One book and I was hooked. I moved right on to this one, a classic highly recommended by at least three friends:


I am almost one-third of the way through it, and I love it thus far. But I know I would get much more out of reading the book rather than just listening to it, so I vow to actually read Jane Eyre one day. I love seeing words on a page and marveling at their arrangement and flow. I love feeling awestruck by a particularly powerful phrase, sentence, or paragraph and reading it over and over again. I enjoy seeing an unfamiliar word and using my iPhone's handy dictionary application to quickly learn its meaning. I like to believe that consistent reading improves my grammar, word usage, and writing.

I delight in finding typos and grammatical mistakes in books and correcting them. Yes, I am that girl who reads with a red pen at her side, ready and waiting to strike like a snake. (Well, I exaggerate a bit, but I have been known to get up from my reading nook to look for a pen when I find a mistake in a book. It bugs me not to correct mistakes.)

I hope books on CDs will teach me to pay attention and be a better listener, especially when I'm in a situation where taking notes is impossible.

What about you? Would you rather read or listen? Have you tried an audiobook?

Monday, March 1, 2010

art month

Brad and I are approaching the first anniversary of moving into our house, and we still have more blank walls than I would like, especially on the first floor. But I've recently acquired a few pieces and as soon as the items are framed and hung, I will post pictures here. Therefore, I declare March as "art month" on this blog. Stay tuned.

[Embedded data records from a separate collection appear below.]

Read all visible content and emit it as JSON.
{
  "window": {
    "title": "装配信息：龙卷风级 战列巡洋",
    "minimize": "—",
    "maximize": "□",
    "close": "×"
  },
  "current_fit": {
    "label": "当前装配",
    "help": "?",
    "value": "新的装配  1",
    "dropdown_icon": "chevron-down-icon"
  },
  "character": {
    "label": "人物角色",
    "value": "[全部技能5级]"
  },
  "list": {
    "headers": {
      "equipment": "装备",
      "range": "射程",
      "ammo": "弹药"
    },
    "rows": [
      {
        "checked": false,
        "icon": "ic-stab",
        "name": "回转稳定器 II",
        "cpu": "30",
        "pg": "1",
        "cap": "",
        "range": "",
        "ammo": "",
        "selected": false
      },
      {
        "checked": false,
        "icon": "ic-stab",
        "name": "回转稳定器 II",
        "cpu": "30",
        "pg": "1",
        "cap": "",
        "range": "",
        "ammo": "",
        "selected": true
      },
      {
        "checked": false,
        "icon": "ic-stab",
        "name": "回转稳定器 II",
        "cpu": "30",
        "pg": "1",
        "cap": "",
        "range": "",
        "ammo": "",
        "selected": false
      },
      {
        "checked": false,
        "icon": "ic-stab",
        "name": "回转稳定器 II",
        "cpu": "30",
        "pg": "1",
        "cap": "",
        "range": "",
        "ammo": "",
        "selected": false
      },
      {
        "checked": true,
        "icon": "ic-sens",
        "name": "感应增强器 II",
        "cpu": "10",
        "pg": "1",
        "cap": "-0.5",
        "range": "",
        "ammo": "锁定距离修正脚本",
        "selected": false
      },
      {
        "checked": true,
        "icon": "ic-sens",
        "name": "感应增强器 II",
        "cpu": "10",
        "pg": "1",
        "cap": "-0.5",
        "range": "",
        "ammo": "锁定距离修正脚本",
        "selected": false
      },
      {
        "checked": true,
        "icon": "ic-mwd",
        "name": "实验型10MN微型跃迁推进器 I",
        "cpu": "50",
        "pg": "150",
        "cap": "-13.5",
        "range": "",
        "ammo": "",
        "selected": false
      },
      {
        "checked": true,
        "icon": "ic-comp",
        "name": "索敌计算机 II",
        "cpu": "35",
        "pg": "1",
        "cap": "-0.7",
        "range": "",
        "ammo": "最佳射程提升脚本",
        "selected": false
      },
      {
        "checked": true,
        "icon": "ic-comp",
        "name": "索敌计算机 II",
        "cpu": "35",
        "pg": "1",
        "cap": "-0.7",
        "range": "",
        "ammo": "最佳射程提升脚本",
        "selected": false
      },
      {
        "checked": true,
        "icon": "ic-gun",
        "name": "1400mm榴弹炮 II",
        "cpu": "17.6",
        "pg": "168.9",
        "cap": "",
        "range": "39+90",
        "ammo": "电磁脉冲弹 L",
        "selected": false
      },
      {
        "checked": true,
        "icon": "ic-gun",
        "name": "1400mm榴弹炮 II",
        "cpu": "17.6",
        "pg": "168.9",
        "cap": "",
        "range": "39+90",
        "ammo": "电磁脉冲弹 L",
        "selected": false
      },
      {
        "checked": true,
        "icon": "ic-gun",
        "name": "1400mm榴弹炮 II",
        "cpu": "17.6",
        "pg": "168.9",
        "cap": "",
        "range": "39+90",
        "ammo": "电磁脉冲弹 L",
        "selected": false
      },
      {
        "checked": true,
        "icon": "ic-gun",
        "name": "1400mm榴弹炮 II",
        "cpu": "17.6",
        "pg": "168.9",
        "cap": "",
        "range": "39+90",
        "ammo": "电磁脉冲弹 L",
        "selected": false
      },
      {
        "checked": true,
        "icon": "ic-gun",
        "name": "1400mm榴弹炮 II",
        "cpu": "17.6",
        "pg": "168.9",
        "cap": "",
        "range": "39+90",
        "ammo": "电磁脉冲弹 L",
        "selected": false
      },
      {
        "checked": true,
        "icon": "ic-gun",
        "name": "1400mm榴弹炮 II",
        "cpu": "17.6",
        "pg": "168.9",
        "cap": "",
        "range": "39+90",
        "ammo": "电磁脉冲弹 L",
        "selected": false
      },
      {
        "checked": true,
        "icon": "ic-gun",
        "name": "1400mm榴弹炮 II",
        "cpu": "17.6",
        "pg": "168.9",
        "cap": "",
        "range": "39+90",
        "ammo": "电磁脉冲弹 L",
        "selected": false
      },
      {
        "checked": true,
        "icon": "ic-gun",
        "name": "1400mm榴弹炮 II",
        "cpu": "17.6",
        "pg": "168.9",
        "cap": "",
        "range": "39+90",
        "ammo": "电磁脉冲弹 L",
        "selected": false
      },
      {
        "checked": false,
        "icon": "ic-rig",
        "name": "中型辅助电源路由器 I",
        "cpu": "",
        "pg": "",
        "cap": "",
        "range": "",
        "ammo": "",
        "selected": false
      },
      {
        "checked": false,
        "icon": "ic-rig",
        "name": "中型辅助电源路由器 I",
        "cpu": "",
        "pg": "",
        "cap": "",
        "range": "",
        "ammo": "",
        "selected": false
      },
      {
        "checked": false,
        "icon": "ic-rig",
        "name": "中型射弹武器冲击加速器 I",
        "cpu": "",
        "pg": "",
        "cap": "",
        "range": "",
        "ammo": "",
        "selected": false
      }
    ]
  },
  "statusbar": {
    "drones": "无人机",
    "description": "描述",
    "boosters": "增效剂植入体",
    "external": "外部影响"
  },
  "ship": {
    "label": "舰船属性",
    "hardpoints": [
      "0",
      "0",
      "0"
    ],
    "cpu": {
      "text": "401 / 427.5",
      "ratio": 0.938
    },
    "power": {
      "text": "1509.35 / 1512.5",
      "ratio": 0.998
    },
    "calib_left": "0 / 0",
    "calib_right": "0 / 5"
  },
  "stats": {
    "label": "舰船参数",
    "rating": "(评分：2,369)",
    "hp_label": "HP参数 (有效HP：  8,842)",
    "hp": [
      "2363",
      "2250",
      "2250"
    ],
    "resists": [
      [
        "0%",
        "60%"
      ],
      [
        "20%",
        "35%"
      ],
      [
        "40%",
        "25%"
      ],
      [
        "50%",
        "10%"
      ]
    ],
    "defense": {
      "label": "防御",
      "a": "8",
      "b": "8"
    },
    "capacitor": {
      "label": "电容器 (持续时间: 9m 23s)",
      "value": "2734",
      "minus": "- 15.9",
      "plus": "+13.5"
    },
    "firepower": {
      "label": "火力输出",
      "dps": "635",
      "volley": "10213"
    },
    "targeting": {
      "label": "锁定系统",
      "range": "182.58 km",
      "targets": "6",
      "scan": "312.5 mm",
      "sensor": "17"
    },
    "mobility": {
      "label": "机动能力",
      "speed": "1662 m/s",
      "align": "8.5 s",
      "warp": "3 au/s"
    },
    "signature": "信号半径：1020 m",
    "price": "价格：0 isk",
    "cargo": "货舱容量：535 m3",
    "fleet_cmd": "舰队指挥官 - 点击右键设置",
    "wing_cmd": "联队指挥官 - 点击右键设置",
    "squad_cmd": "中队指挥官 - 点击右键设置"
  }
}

In the meantime, let me share one print with you. Last fall, my friend introduced me to the wonder that is Jane Mount. Knowing how much I love books, my friend saw Jane's prints of ideal bookshelves on Etsy, and thought of me. Jane had a cute print of cookbooks that would have perfectly matched my green kitchen, but it wasn't available in the size I needed. I contacted Jane and she told me she planned to paint another grouping of cookbooks, and asked for more specific details regarding my requirements. She came up with the print below, which incorporates the bright green color as well as two cookbooks I already own.
I love the print and I can't wait to see it on my kitchen's wall! I ordered a smaller print of books about writing to hang in the office. And my friend bought Jane's print of children's classics to hang in her new son's nursery (it looks adorable above the crib!). Jane is wonderful to work with and her art speaks to me. My love affair with books makes me only a little biased.